• 01.23.17

Using A Computer In The Classroom Makes You Do Worse On Tests

Stop reading this and listen to your professor.

Using A Computer In The Classroom Makes You Do Worse On Tests
[Photo: Andia/UIG/Getty Images]

If somehow you’re reading this post when you should be watching and listening to the teacher in front of you, stop now. That computer activity could be harming your exam performance, according to new research.


Three economists at West Point studied the effect of laptop and tablet use during an introductory economics course at the military academy. They found that students who were technology-free scored higher than those who had either free access to internet-connected devices or some use.

The effect wasn’t massive: roughly a 1.7 points reduction on a 100 point scale. But the researchers reckon it could be larger in other settings, given that West Point students generally work pretty hard whatever the equipment in front of them.

[Photo: Flickr user Catherine]

“There are reasons to believe that permitting computers in traditional lecture-style classrooms could have similar or even more harmful effects than those found in this study,” says the study. “Students at West Point are highly incentivized to earn high marks, professors are expected to interact with their students during every lesson, and class sizes are small enough that it is difficult for students to be completely distracted by their computer without the professor noticing.”

The paper compares the difference between computer-impacted students and the other groups with the effect of scores from other education interventions, including charter schools, good teachers, and smaller class sizes. In statistical terms, the treatment groups were 0.18 deviation points below the normal distribution of results for West Point students.

We contacted two authors of the paper: one declined to answer our questions; another did not reply to our email. But the rigorousness of the experiment–it was a random control trial in a real-world setting–means we may want to take the work seriously. Letting students access email and whatever in class could be doing them long-term harm.

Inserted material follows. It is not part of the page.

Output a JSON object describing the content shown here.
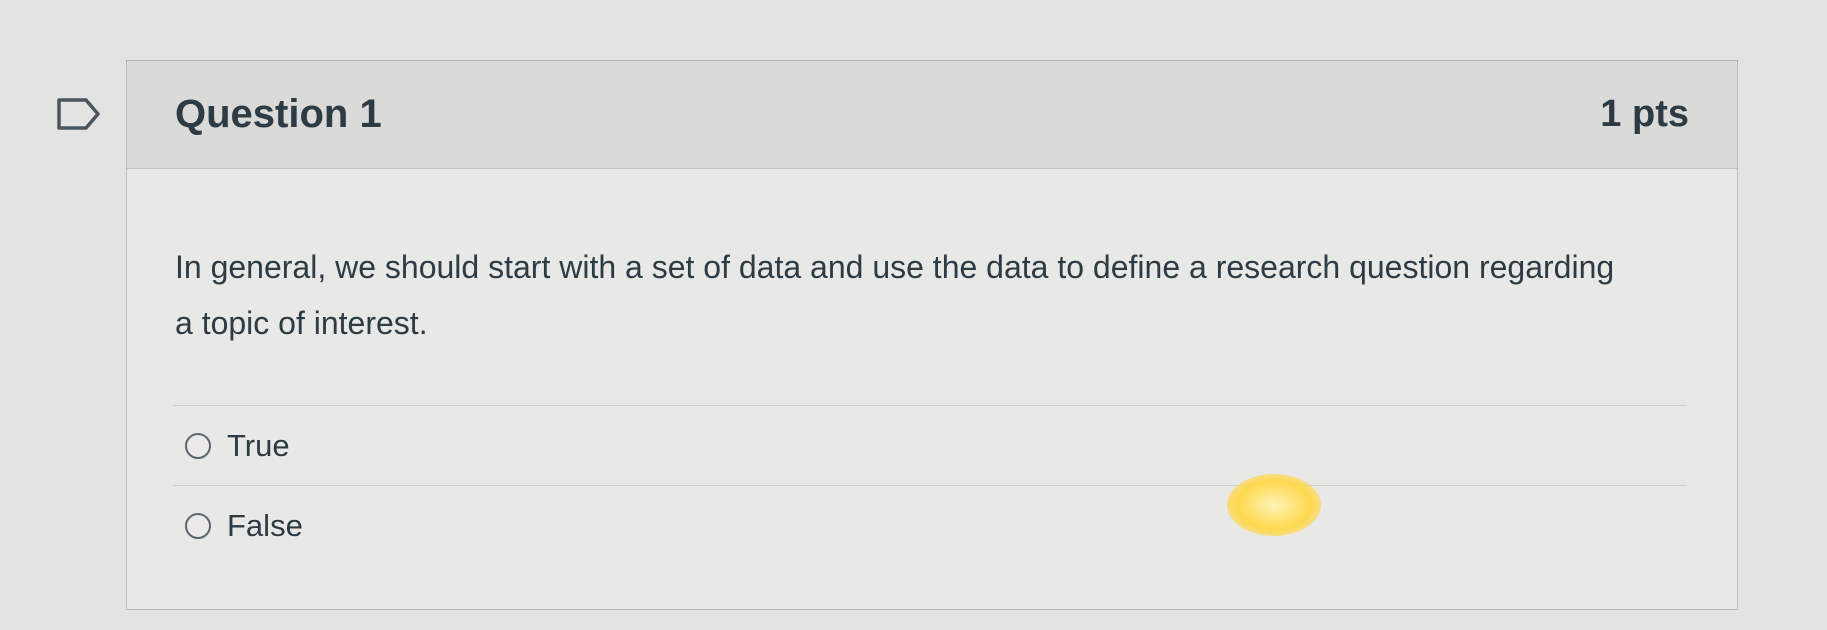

About the author

Ben Schiller is a New York staff writer for Fast Company. Previously, he edited a European management magazine and was a reporter in San Francisco, Prague, and Brussels.